Work to complete: Pull every line with "icon" from the data.

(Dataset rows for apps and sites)
★ ★ ★
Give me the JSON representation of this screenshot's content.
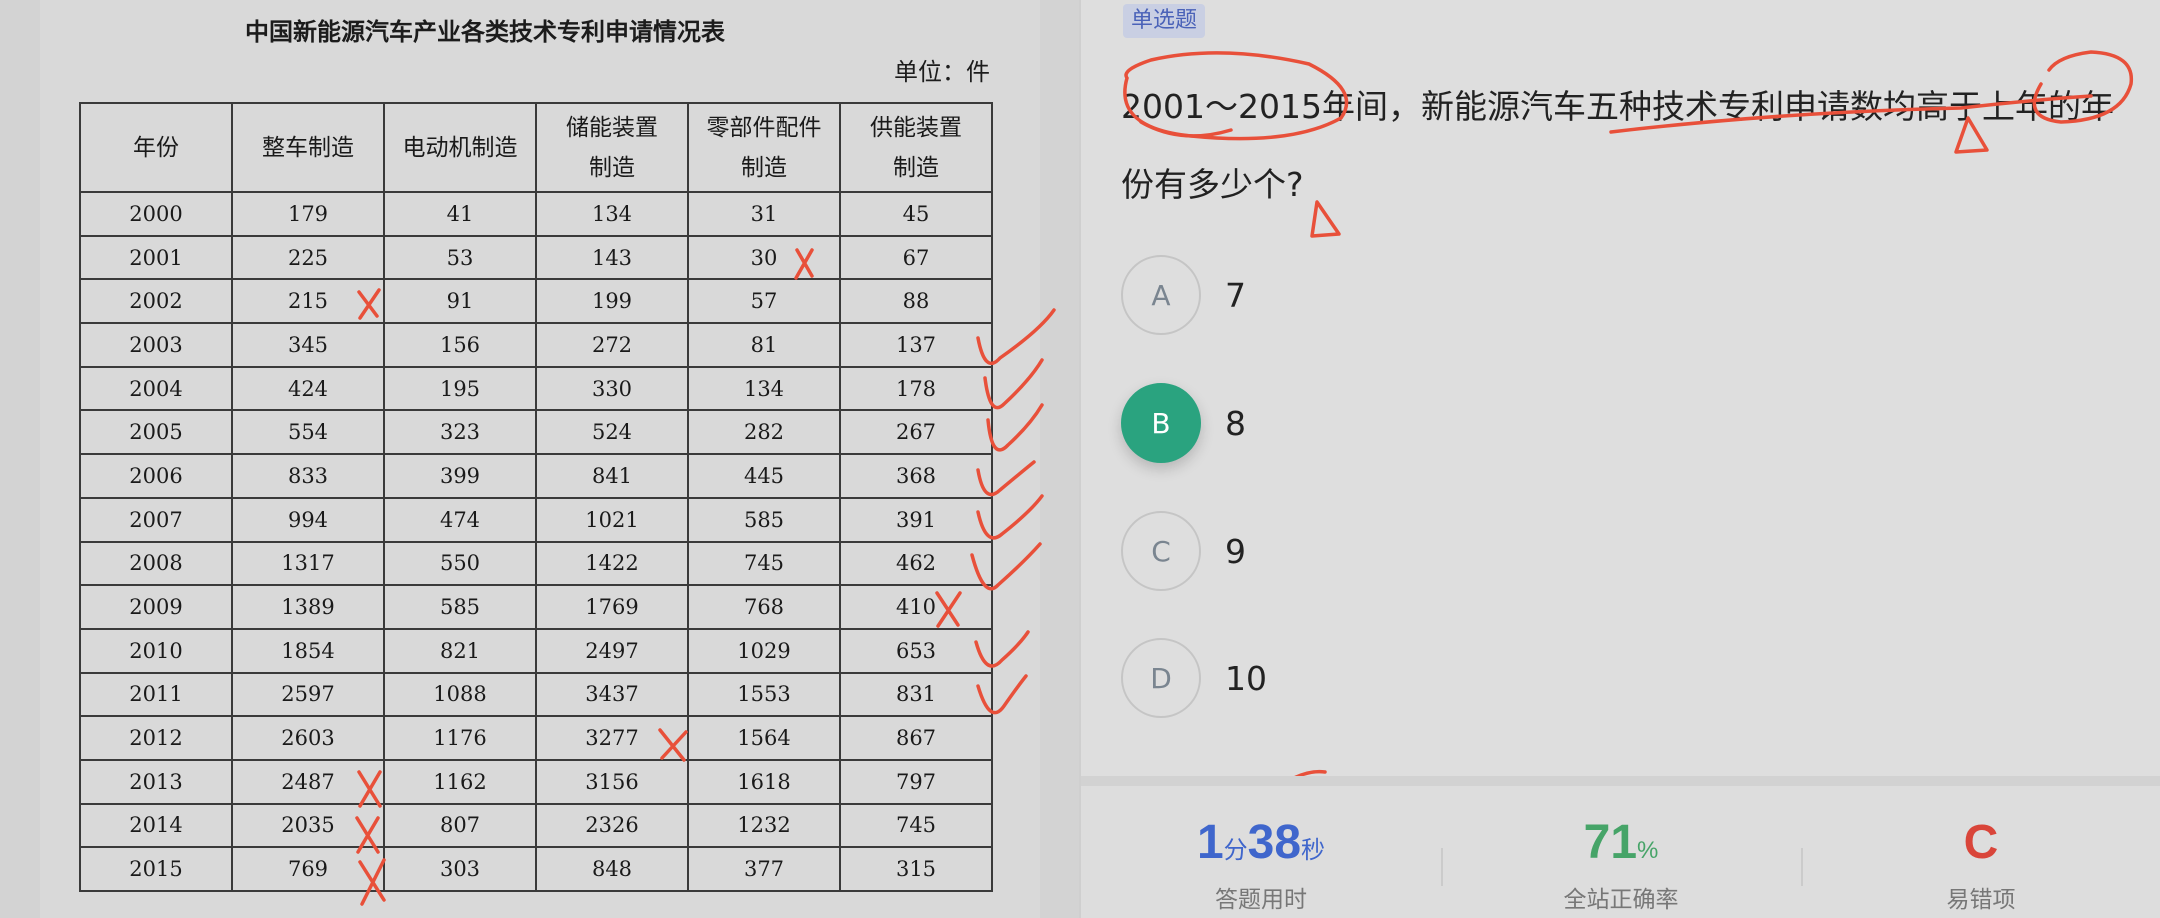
{
  "table": {
    "title": "中国新能源汽车产业各类技术专利申请情况表",
    "unit": "单位：件",
    "headers": [
      {
        "line1": "年份",
        "line2": ""
      },
      {
        "line1": "整车制造",
        "line2": ""
      },
      {
        "line1": "电动机制造",
        "line2": ""
      },
      {
        "line1": "储能装置",
        "line2": "制造"
      },
      {
        "line1": "零部件配件",
        "line2": "制造"
      },
      {
        "line1": "供能装置",
        "line2": "制造"
      }
    ],
    "rows": [
      [
        "2000",
        "179",
        "41",
        "134",
        "31",
        "45"
      ],
      [
        "2001",
        "225",
        "53",
        "143",
        "30",
        "67"
      ],
      [
        "2002",
        "215",
        "91",
        "199",
        "57",
        "88"
      ],
      [
        "2003",
        "345",
        "156",
        "272",
        "81",
        "137"
      ],
      [
        "2004",
        "424",
        "195",
        "330",
        "134",
        "178"
      ],
      [
        "2005",
        "554",
        "323",
        "524",
        "282",
        "267"
      ],
      [
        "2006",
        "833",
        "399",
        "841",
        "445",
        "368"
      ],
      [
        "2007",
        "994",
        "474",
        "1021",
        "585",
        "391"
      ],
      [
        "2008",
        "1317",
        "550",
        "1422",
        "745",
        "462"
      ],
      [
        "2009",
        "1389",
        "585",
        "1769",
        "768",
        "410"
      ],
      [
        "2010",
        "1854",
        "821",
        "2497",
        "1029",
        "653"
      ],
      [
        "2011",
        "2597",
        "1088",
        "3437",
        "1553",
        "831"
      ],
      [
        "2012",
        "2603",
        "1176",
        "3277",
        "1564",
        "867"
      ],
      [
        "2013",
        "2487",
        "1162",
        "3156",
        "1618",
        "797"
      ],
      [
        "2014",
        "2035",
        "807",
        "2326",
        "1232",
        "745"
      ],
      [
        "2015",
        "769",
        "303",
        "848",
        "377",
        "315"
      ]
    ]
  },
  "question": {
    "type_badge": "单选题",
    "text": "2001～2015年间，新能源汽车五种技术专利申请数均高于上年的年份有多少个?"
  },
  "options": [
    {
      "letter": "A",
      "value": "7",
      "selected": false
    },
    {
      "letter": "B",
      "value": "8",
      "selected": true
    },
    {
      "letter": "C",
      "value": "9",
      "selected": false
    },
    {
      "letter": "D",
      "value": "10",
      "selected": false
    }
  ],
  "stats": {
    "time_min": "1",
    "time_min_unit": "分",
    "time_sec": "38",
    "time_sec_unit": "秒",
    "time_label": "答题用时",
    "accuracy": "71",
    "accuracy_unit": "%",
    "accuracy_label": "全站正确率",
    "error_option": "C",
    "error_label": "易错项"
  },
  "colors": {
    "selected_option": "#2aa37f",
    "annotation_ink": "#e8503a",
    "time_blue": "#3f66cc",
    "accuracy_green": "#46a468",
    "error_red": "#d9453a"
  }
}
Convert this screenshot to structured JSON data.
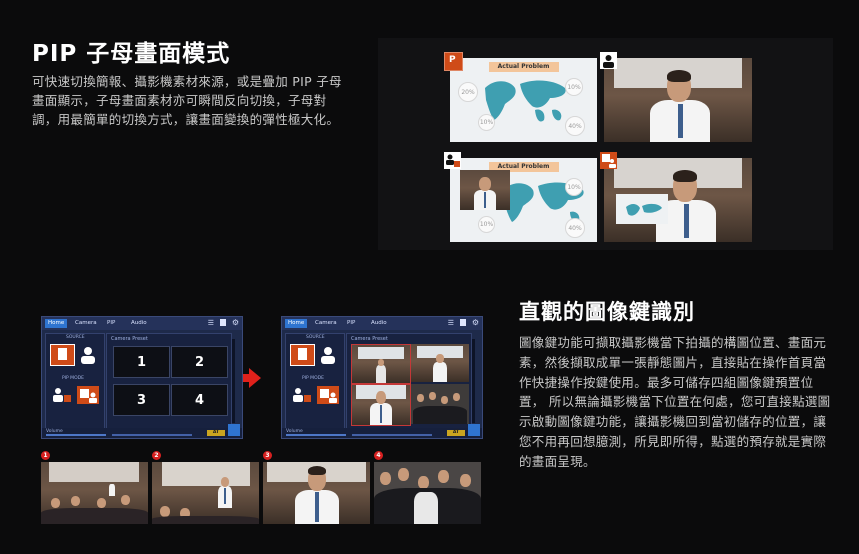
{
  "section1": {
    "title": "PIP 子母畫面模式",
    "description": "可快速切換簡報、攝影機素材來源，或是疊加 PIP 子母畫面顯示，子母畫面素材亦可瞬間反向切換，子母對調，用最簡單的切換方式，讓畫面變換的彈性極大化。"
  },
  "section2": {
    "title": "直觀的圖像鍵識別",
    "description": "圖像鍵功能可擷取攝影機當下拍攝的構圖位置、畫面元素，然後擷取成單一張靜態圖片，直接貼在操作首頁當作快捷操作按鍵使用。最多可儲存四組圖像鍵預置位置， 所以無論攝影機當下位置在何處，您可直接點選圖示啟動圖像鍵功能，讓攝影機回到當初儲存的位置，讓您不用再回想臆測，所見即所得，點選的預存就是實際的畫面呈現。"
  },
  "pip_examples": {
    "slide_title": "Actual Problem",
    "percent_a": "20%",
    "percent_b": "10%",
    "percent_c": "10%",
    "percent_d": "40%",
    "ppt_glyph": "P"
  },
  "ui_panel": {
    "tabs": [
      "Home",
      "Camera",
      "PIP",
      "Audio"
    ],
    "source_label": "SOURCE",
    "pip_mode_label": "PIP MODE",
    "preset_label": "Camera Preset",
    "preset_slots": [
      "1",
      "2",
      "3",
      "4"
    ],
    "volume_label": "Volume",
    "brand": "AT"
  },
  "preset_numbers": [
    "1",
    "2",
    "3",
    "4"
  ],
  "colors": {
    "accent_red": "#e0211b",
    "ui_blue": "#2f74d0",
    "ppt_orange": "#cf4b18"
  }
}
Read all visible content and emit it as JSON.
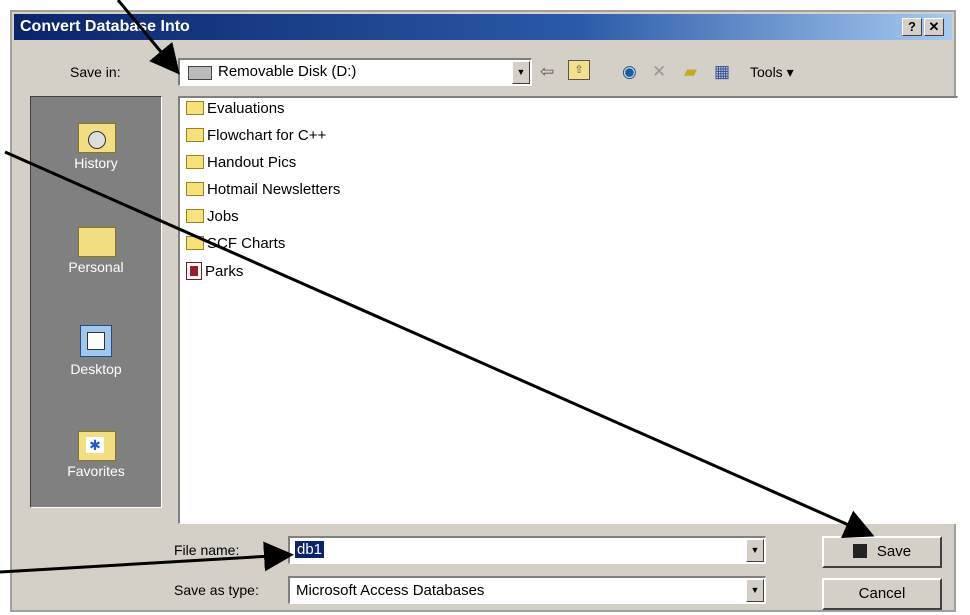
{
  "window": {
    "title": "Convert Database Into",
    "help_btn": "?",
    "close_btn": "✕"
  },
  "save_in": {
    "label": "Save in:",
    "value": "Removable Disk (D:)"
  },
  "toolbar": {
    "tools_label": "Tools ▾"
  },
  "places": [
    {
      "label": "History",
      "icon": "history-icon"
    },
    {
      "label": "Personal",
      "icon": "personal-folder-icon"
    },
    {
      "label": "Desktop",
      "icon": "desktop-icon"
    },
    {
      "label": "Favorites",
      "icon": "favorites-icon"
    }
  ],
  "files": [
    {
      "name": "Evaluations",
      "type": "folder"
    },
    {
      "name": "Flowchart for C++",
      "type": "folder"
    },
    {
      "name": "Handout Pics",
      "type": "folder"
    },
    {
      "name": "Hotmail Newsletters",
      "type": "folder"
    },
    {
      "name": "Jobs",
      "type": "folder"
    },
    {
      "name": "SCF Charts",
      "type": "folder"
    },
    {
      "name": "Parks",
      "type": "access-database"
    }
  ],
  "file_name": {
    "label": "File name:",
    "value": "db1"
  },
  "save_as_type": {
    "label": "Save as type:",
    "value": "Microsoft Access Databases"
  },
  "buttons": {
    "save": "Save",
    "cancel": "Cancel"
  },
  "colors": {
    "title_bar": "#0a246a",
    "dialog": "#d4d0c8",
    "places_bar": "#808080",
    "selection": "#0a246a"
  }
}
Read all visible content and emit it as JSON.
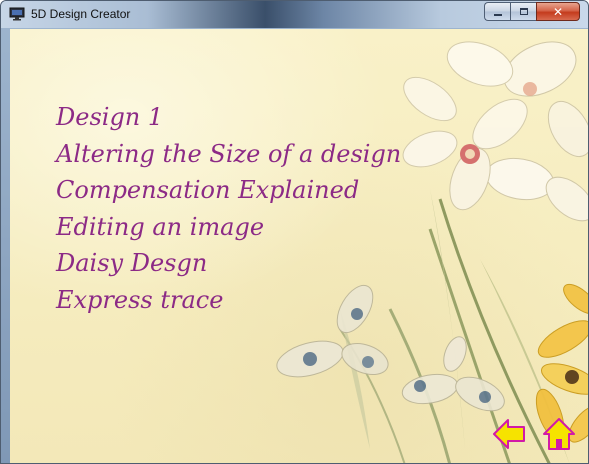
{
  "window": {
    "title": "5D Design Creator",
    "icon": "monitor-app-icon",
    "controls": [
      "minimize-icon",
      "maximize-icon",
      "close-icon"
    ]
  },
  "menu": {
    "items": [
      {
        "label": "Design 1"
      },
      {
        "label": "Altering the Size of a design"
      },
      {
        "label": "Compensation Explained"
      },
      {
        "label": "Editing an image"
      },
      {
        "label": "Daisy Desgn"
      },
      {
        "label": "Express trace"
      }
    ]
  },
  "navigation": {
    "back_icon": "back-arrow-icon",
    "home_icon": "home-icon"
  },
  "colors": {
    "menu_text": "#8c2a86",
    "background": "#f7eec3",
    "nav_fill": "#f6e300",
    "nav_stroke": "#d21aa8",
    "titlebar": "#a9bdd4",
    "close_button": "#c43b1d"
  }
}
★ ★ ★
Written reply:
      "icon": "history-icon"
      "icon": "personal-folder-icon"
      "icon": "desktop-icon"
      "icon": "favorites-icon"
    "icon": "monitor-app-icon",
      "minimize-icon",
      "maximize-icon",
      "close-icon"
    "back_icon": "back-arrow-icon",
    "home_icon": "home-icon"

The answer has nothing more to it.